■ **AIM OF THE EXERCISE**: From the listing below, work out how many lines contain "true". Reply with that number only.
BEGIN SUPPLIED DATA
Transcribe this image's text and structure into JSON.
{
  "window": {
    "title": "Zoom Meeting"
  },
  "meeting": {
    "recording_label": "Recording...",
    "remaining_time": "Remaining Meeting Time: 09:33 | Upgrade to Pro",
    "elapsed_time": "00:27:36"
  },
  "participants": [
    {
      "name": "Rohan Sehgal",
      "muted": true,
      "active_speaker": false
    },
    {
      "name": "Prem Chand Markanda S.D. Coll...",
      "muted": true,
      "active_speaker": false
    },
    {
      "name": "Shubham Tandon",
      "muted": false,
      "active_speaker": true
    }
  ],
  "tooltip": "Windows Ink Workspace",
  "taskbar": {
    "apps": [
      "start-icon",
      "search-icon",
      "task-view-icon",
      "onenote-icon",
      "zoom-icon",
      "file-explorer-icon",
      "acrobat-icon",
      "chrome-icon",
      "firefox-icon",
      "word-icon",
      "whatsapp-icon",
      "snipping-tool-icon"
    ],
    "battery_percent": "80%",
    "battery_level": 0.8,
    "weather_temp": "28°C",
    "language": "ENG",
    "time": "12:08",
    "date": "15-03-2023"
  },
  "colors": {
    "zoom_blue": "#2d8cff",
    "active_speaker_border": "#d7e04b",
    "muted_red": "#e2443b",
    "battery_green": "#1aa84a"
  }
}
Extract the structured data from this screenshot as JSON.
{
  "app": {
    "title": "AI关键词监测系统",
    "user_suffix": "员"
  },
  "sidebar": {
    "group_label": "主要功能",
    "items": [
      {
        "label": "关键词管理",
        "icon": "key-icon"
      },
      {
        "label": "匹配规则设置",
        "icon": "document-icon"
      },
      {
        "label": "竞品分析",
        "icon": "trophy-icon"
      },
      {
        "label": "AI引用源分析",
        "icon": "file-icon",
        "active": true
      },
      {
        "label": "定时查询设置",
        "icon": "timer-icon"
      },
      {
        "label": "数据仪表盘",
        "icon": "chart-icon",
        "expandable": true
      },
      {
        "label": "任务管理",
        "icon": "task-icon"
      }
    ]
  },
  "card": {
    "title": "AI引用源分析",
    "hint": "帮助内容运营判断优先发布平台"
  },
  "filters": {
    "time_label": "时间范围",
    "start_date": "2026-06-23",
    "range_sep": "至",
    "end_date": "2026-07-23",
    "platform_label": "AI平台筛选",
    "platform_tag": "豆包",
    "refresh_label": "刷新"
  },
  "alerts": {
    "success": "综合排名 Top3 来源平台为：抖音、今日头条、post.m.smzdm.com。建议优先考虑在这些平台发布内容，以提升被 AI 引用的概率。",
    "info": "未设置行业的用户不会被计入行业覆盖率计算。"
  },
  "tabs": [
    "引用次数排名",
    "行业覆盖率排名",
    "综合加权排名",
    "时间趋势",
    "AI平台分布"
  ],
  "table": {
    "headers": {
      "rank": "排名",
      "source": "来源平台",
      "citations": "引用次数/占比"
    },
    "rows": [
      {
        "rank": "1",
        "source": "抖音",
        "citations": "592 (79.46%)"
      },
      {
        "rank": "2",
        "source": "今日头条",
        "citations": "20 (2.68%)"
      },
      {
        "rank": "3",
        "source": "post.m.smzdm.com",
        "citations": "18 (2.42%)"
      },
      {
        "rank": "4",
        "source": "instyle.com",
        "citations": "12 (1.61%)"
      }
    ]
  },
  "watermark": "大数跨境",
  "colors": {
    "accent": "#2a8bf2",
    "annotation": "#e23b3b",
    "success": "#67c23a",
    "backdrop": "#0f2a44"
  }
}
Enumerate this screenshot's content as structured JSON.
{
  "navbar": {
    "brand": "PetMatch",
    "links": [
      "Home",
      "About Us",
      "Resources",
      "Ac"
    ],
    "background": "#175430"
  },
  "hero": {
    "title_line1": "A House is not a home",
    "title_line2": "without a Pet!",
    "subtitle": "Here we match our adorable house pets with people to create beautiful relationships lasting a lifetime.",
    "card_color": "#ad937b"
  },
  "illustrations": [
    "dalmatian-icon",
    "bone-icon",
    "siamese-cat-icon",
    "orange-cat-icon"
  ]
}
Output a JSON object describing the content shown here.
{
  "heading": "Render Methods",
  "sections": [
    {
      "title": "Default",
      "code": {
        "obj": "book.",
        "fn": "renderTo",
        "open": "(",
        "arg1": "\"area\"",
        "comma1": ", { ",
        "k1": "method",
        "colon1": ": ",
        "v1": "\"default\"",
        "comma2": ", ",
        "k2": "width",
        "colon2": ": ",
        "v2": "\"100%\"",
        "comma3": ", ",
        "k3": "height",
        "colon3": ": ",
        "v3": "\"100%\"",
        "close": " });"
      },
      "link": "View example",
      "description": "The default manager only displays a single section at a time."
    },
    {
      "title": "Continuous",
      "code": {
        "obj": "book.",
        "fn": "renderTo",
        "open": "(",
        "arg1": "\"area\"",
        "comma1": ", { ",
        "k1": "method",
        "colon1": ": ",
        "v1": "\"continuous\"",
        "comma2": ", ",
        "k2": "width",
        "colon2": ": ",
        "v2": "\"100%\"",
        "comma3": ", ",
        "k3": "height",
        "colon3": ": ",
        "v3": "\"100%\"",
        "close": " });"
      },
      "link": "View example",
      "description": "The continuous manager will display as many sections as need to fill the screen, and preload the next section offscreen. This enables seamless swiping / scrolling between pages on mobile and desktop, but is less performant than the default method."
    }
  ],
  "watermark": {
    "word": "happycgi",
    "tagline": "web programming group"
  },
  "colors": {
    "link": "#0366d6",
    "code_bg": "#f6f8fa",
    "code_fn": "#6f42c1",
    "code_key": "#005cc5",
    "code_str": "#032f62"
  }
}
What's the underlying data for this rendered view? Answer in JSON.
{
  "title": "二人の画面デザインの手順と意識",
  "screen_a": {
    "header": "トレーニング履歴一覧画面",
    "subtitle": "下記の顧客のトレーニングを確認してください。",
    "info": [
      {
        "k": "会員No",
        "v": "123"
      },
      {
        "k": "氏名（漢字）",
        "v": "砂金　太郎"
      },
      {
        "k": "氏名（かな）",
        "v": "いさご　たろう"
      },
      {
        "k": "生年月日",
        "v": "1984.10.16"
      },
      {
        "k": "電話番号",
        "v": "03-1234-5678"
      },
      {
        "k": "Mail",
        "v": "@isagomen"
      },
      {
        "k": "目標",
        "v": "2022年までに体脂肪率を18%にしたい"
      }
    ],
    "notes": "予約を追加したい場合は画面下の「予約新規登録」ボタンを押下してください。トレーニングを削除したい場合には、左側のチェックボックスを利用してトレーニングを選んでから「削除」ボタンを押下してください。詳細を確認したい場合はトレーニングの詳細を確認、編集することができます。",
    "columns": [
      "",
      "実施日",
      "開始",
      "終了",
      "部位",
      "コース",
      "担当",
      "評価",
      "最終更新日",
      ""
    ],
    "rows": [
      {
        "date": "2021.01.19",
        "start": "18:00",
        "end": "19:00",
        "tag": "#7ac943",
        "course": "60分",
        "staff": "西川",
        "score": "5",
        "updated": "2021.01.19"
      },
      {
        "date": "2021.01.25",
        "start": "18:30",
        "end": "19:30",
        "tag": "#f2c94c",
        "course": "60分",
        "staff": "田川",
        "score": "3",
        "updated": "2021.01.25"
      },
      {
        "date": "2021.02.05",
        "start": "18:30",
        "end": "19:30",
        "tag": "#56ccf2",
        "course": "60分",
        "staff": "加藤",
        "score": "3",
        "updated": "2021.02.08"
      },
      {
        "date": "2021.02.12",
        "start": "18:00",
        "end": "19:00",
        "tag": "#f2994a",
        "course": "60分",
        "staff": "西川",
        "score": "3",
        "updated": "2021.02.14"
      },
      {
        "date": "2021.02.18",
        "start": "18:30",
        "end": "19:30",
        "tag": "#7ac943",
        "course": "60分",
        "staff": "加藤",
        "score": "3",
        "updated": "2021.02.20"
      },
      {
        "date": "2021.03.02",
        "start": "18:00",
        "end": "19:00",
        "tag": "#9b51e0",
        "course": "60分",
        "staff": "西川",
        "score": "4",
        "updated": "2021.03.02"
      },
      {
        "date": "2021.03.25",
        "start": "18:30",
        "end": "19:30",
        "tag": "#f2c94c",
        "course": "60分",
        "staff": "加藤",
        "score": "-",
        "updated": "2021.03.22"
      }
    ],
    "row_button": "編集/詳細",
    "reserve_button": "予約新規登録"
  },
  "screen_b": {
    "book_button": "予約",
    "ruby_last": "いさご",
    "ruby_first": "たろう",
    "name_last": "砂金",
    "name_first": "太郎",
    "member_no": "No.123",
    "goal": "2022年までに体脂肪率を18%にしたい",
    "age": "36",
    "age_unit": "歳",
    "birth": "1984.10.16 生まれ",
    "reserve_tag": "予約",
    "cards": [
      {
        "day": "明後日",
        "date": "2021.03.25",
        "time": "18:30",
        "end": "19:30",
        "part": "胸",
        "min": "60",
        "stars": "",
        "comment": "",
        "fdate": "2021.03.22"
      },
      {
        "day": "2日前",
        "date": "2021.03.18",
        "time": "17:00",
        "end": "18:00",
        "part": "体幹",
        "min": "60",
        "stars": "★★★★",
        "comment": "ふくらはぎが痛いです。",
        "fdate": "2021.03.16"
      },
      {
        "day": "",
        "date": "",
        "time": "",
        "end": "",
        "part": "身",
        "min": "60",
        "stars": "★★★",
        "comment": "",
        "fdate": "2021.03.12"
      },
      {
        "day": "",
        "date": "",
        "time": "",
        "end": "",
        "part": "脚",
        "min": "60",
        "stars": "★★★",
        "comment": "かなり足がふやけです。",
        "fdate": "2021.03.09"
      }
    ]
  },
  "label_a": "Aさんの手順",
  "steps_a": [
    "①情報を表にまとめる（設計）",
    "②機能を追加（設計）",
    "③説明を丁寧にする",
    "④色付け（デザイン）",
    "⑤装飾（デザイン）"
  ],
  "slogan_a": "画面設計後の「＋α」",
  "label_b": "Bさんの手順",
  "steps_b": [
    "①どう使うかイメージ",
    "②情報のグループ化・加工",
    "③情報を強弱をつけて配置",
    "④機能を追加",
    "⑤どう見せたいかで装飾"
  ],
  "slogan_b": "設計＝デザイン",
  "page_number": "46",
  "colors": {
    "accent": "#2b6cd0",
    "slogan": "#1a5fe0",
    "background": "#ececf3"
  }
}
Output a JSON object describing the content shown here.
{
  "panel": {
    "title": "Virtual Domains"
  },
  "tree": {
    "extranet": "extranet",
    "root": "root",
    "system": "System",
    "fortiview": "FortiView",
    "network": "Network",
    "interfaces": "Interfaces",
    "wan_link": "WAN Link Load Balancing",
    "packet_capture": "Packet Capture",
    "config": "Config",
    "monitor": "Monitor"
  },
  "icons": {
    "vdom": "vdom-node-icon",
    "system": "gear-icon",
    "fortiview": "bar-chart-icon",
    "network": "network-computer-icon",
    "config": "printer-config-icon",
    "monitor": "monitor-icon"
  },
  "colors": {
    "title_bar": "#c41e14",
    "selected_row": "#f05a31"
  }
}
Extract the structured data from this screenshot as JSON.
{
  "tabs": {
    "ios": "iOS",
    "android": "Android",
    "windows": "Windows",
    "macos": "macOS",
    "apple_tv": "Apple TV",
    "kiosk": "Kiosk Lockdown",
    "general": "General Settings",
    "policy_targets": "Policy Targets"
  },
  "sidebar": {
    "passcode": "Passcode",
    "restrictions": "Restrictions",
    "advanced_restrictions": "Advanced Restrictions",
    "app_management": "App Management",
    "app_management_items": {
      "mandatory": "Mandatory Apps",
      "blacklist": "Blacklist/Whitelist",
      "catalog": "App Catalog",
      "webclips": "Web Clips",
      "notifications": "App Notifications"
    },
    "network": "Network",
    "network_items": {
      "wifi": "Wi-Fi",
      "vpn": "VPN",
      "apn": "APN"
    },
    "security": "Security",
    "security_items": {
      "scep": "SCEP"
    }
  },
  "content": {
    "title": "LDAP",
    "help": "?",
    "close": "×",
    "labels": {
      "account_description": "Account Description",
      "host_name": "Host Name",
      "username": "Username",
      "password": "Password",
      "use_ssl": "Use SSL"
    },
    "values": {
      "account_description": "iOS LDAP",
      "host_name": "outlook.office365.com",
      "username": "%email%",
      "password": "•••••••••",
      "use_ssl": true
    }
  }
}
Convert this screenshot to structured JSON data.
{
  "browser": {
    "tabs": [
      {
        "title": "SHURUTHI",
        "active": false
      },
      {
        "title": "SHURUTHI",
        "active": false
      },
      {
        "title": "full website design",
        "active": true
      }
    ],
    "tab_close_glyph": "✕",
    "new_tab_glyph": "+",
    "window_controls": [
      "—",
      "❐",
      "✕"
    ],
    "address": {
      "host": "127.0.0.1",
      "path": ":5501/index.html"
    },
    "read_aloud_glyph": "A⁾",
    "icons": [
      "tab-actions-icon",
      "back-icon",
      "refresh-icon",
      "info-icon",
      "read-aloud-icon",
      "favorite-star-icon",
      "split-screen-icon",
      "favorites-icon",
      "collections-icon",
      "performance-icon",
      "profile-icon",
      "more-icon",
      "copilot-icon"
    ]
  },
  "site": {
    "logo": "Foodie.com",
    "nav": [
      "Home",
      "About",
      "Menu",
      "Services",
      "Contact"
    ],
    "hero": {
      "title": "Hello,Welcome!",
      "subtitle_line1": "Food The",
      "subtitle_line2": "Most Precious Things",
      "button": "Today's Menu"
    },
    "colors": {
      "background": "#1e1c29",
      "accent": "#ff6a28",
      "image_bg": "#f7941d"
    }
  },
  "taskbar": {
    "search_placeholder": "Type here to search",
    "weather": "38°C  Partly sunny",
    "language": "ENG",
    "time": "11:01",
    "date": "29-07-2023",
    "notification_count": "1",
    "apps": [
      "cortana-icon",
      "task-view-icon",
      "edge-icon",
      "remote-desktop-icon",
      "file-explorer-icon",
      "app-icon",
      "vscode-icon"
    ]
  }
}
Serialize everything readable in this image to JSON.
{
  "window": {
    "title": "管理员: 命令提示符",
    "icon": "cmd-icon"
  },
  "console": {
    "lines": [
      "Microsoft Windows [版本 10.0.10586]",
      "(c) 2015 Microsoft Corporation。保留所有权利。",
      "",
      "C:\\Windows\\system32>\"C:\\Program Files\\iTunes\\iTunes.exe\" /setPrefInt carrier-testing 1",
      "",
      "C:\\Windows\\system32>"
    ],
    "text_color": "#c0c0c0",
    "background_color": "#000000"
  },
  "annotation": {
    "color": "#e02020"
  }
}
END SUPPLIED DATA
■ **ANSWER SPACE**: 7